Several experiences have shown that in the absence of the state or in its failure to create optimal conditions for development, communities become vulnerable and more prone to resort to violent ways. Considering this, peace and reconciliation in Colombia will not depend on Ivan Marquez participation in the process, but on the capacity of all actors to improve living conditions of the underserved population.
The peace accord signed in Havana focuses on the well-being of the poorest communities and aims to close some of the gap between the rural and urban regions. It is also the first agreement of its type that has brought both victims and perpetrators to the negotiation table.
According to the Institute for Economics and Peace (IEP), long-lasting peace is sustained by eight interconnected factors called the eight Pillars of Positive Peace. These elements function as a system and interact in a way that no one pillar can change without affecting the other seven.

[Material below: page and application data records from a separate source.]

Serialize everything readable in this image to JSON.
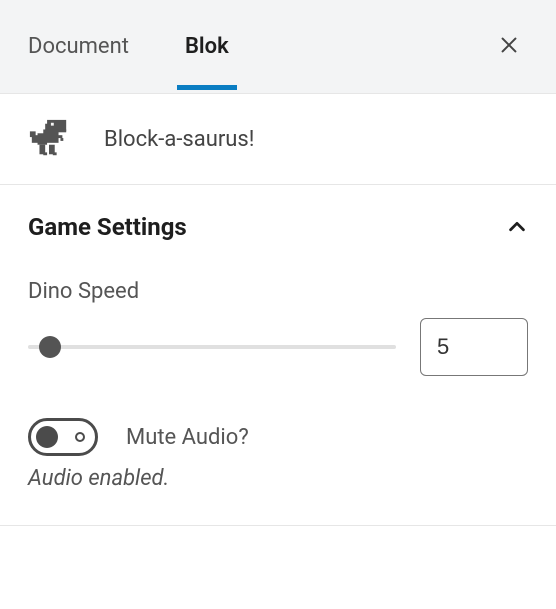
{
  "tabs": {
    "document": "Document",
    "block": "Blok"
  },
  "block_header": {
    "title": "Block-a-saurus!"
  },
  "section": {
    "title": "Game Settings",
    "fields": {
      "dino_speed": {
        "label": "Dino Speed",
        "value": "5",
        "min": 0,
        "max": 100,
        "percent": 5
      },
      "mute_audio": {
        "label": "Mute Audio?",
        "checked": false,
        "help_text": "Audio enabled."
      }
    }
  },
  "colors": {
    "tab_active_underline": "#0a7dc2"
  }
}
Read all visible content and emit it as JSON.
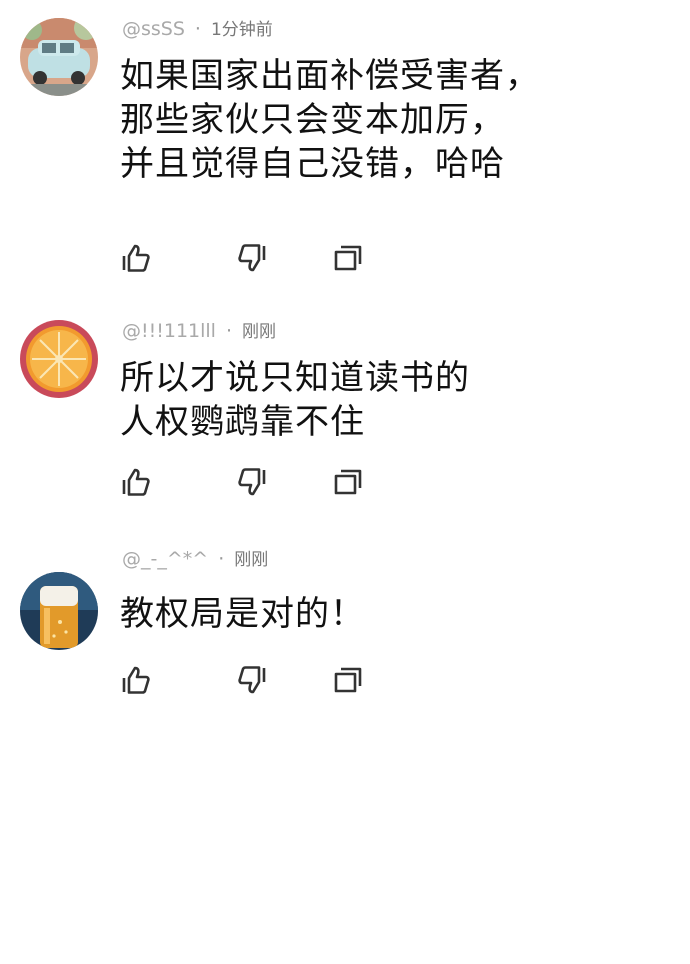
{
  "comments": [
    {
      "username": "@ssSS",
      "time": "1分钟前",
      "text": "如果国家出面补偿受害者，\n那些家伙只会变本加厉，\n并且觉得自己没错，哈哈",
      "avatar_icon": "vintage-car-avatar"
    },
    {
      "username": "@!!!111lll",
      "time": "刚刚",
      "text": "所以才说只知道读书的\n人权鹦鹉靠不住",
      "avatar_icon": "orange-slice-avatar"
    },
    {
      "username": "@_-_^*^",
      "time": "刚刚",
      "text": "教权局是对的！",
      "avatar_icon": "beer-glass-avatar"
    }
  ],
  "separator": "·",
  "action_icons": [
    "like-icon",
    "dislike-icon",
    "reply-icon"
  ]
}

IEP’s Global Peace Index 2019, ranks Colombia in position 143 of 163 countries measured on negative peace indicators, but it is ranked 63 on Positive Peace, showing a Positive Peace surplus that represents Colombia’s capacity to achieve a for long dreamed sustainable peace.
Peace processes are not free of setbacks and these are the times to increase efforts and collectively imagine a different and better Colombia. Perhaps the clearest evidence of hope for the process is how pregnancy has significantly increased among former guerrilla members. Perhaps they see a brighter future for their country, one where it is worth bringing children to live.
Carlos Juarez is the program director in Mexico at the international non-profit think tank the Institute for Economics and Peace.
This article is published under a Creative Commons Licence and may be republished with attribution.